Watched North and South (the 2004 BBC miniseries) with Mom today, and I quite enjoyed it :) I had watched the first half on Netflix out of boredom, but then it struck me that it was something mom might enjoy too. I'm about 1/4 way through the book as well and it's interesting to compare some of the differences... I'm looking forward to getting further in.
Anyway, the miniseries was very well directed and paced, although several things were obviously altered to make Margaret and Thornton's meeting more dramatic. The score was simple but catchy. And Richard Armitage is just ridiculously hot. Roaw. (And apparently he's playing a bad guy in the Captain America movie.) On a more technical note, it didn't have that visual weirdness that so much from the UK has, which is due to the frames-per-second standard or some such? Anyway, it's what makes most of what's on BBC America look like it was filmed ala a soap opera.
Obviously the original novel was written decades after Jane Austen's, but it's hard not to get a Austeny feel from this movie, at least from someone who is (pretty contentedly) ignorant of British history circa the 1800s. The obvious difference, of course, is that with Austen's books most of the observations and commentary are on the landed gentry, usually as some character or another tries to climb the social ladder or lift themselves or their family out of genteel poverty.
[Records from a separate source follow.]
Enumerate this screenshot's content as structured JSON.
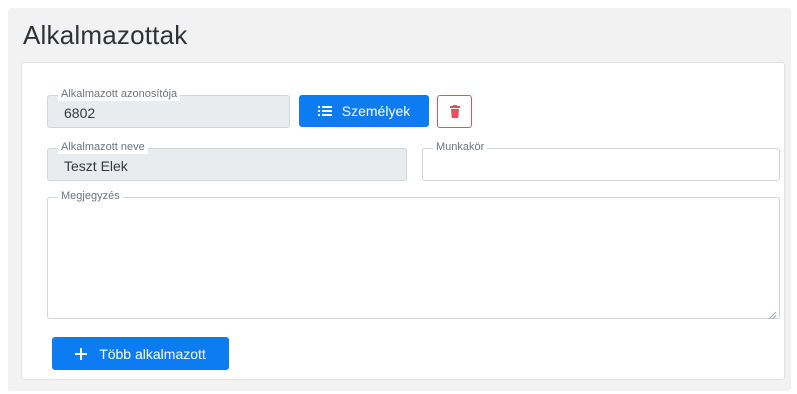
{
  "page": {
    "title": "Alkalmazottak"
  },
  "form": {
    "employee_id": {
      "label": "Alkalmazott azonosítója",
      "value": "6802"
    },
    "persons_button": {
      "label": "Személyek",
      "icon": "list-icon"
    },
    "delete_button": {
      "icon": "trash-icon"
    },
    "employee_name": {
      "label": "Alkalmazott neve",
      "value": "Teszt Elek"
    },
    "job_title": {
      "label": "Munkakör",
      "value": ""
    },
    "note": {
      "label": "Megjegyzés",
      "value": ""
    },
    "more_button": {
      "label": "Több alkalmazott",
      "icon": "plus-icon"
    }
  },
  "colors": {
    "primary": "#0d7cf2",
    "danger": "#e0525f",
    "readonly_bg": "#e9ecef",
    "outer_bg": "#f2f2f3"
  }
}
In North and South the Hales are obviously in a downward slide in terms of the social status, and Mrs. Hale and Dixon both long for the old glory days, but while Mrs. Thornton is proud of her son's accomplishments and Fanny loves 'things', most of the characters aren't fixated on bettering themselves. The workers want to eat, and the masters, while obviously interested in making money, never seem especially eager to run off to London with that money and play at being a proper gentleman: they're tradesmen, and they're happy being tradesmen. But maybe the book with uncover some hidden layers in that regard.
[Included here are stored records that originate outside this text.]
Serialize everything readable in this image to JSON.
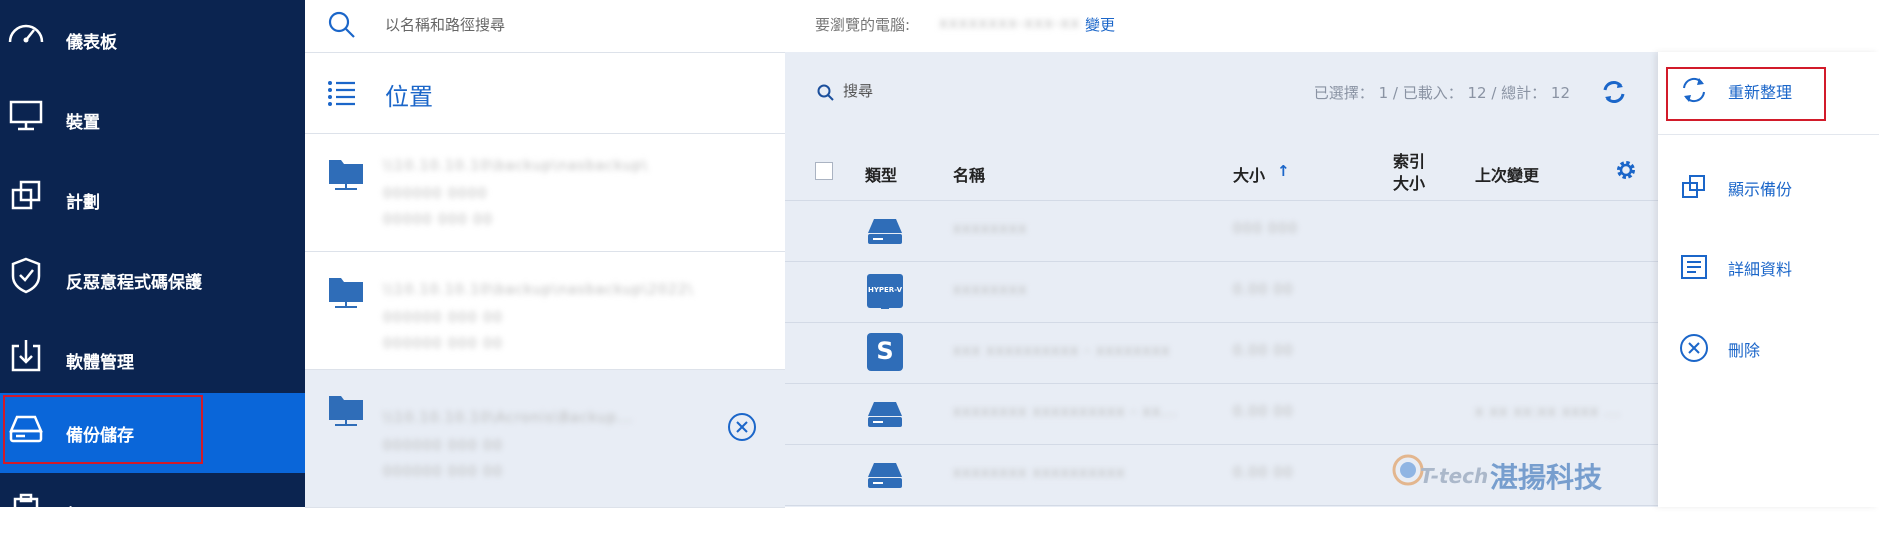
{
  "sidebar": {
    "items": [
      {
        "label": "儀表板",
        "icon": "dashboard-icon"
      },
      {
        "label": "裝置",
        "icon": "monitor-icon"
      },
      {
        "label": "計劃",
        "icon": "plans-icon"
      },
      {
        "label": "反惡意程式碼保護",
        "icon": "shield-icon"
      },
      {
        "label": "軟體管理",
        "icon": "download-box-icon"
      },
      {
        "label": "備份儲存",
        "icon": "storage-drive-icon"
      },
      {
        "label": "報",
        "icon": "clipboard-icon"
      }
    ],
    "active_index": 5
  },
  "locations": {
    "search_placeholder": "以名稱和路徑搜尋",
    "title": "位置",
    "items": [
      {
        "path": "\\\\10.10.10.10\\backup\\nasbackup\\",
        "line2": "000000 0000",
        "line3": "00000 000 00"
      },
      {
        "path": "\\\\10.10.10.10\\backup\\nasbackup\\2022\\",
        "line2": "000000 000 00",
        "line3": "000000 000 00"
      },
      {
        "path": "\\\\10.10.10.10\\Acronis\\Backup...",
        "line2": "000000 000 00",
        "line3": "000000 000 00"
      }
    ]
  },
  "computer_bar": {
    "label": "要瀏覽的電腦:",
    "value": "xxxxxxxx-xxx-xx",
    "change_link": "變更"
  },
  "table": {
    "search_label": "搜尋",
    "counts": "已選擇： 1 / 已載入： 12 / 總計： 12",
    "headers": {
      "type": "類型",
      "name": "名稱",
      "size": "大小",
      "index_size_1": "索引",
      "index_size_2": "大小",
      "last_change": "上次變更"
    },
    "rows": [
      {
        "type_icon": "drive-icon",
        "name": "xxxxxxxx",
        "size": "000 000",
        "last_change": ""
      },
      {
        "type_icon": "hyperv-icon",
        "hyperv_label": "HYPER-V",
        "name": "xxxxxxxx",
        "size": "0.00 00",
        "last_change": ""
      },
      {
        "type_icon": "sql-icon",
        "sql_letter": "S",
        "name": "xxx xxxxxxxxxx - xxxxxxxx",
        "size": "0.00 00",
        "last_change": ""
      },
      {
        "type_icon": "drive-icon",
        "name": "xxxxxxxx xxxxxxxxxx - xx...",
        "size": "0.00 00",
        "last_change": "x xx xx:xx xxxx ..."
      },
      {
        "type_icon": "drive-icon",
        "name": "xxxxxxxx xxxxxxxxxx",
        "size": "0.00 00",
        "last_change": ""
      }
    ]
  },
  "actions": [
    {
      "label": "重新整理",
      "icon": "refresh-icon"
    },
    {
      "label": "顯示備份",
      "icon": "copy-icon"
    },
    {
      "label": "詳細資料",
      "icon": "details-icon"
    },
    {
      "label": "刪除",
      "icon": "delete-circle-icon"
    }
  ],
  "watermark": {
    "brand": "T-tech",
    "text": "湛揚科技"
  },
  "colors": {
    "sidebar": "#0b2450",
    "active": "#0a66d9",
    "accent": "#1b66c9",
    "highlight": "#d21b2a"
  }
}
The central plot, revolving around employers, employees, strikes and unions, is also especially relevant in light of all the union news going on in the US. It seems in some ways things have changed tremendously... and in others, not much at all. Again, I can't speak for the book, but the movie at least was pretty fair: like Margaret, you could appreciate both Higgins' and Thornton's side of things, and the story didn't end with a decisive victory for one side over another. In the end both men have to swallow their pride.
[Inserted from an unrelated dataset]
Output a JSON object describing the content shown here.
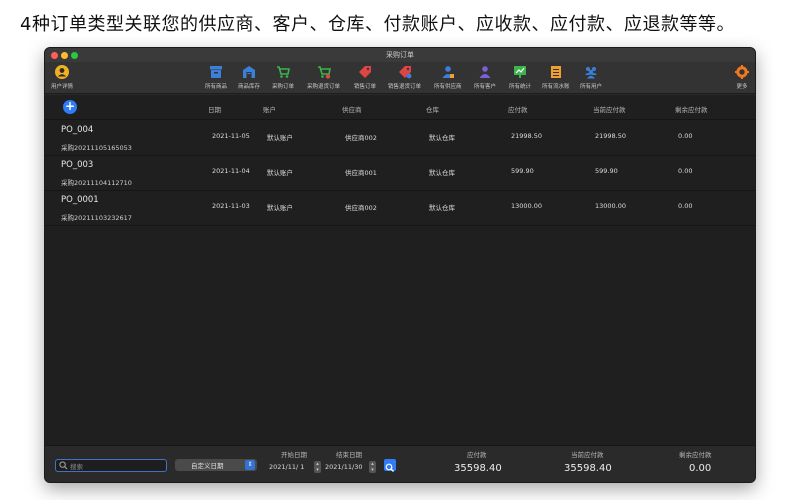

As far as the romance between Margaret and Thornton (although none of it was really properly romantic), it's hard not to see certain P&P parallels: the spurned first proposal (following a proposal from an altogether icky character), the conflict of personality, misunderstandings, meddling relatives and eventual reconciliation. Or maybe those are just things to be expected from the literature of the time!
... And did I mention Richard Armitage is hot? He's going to be in The Hobbit too. Not that I'm becoming his imdb-stalker or anything.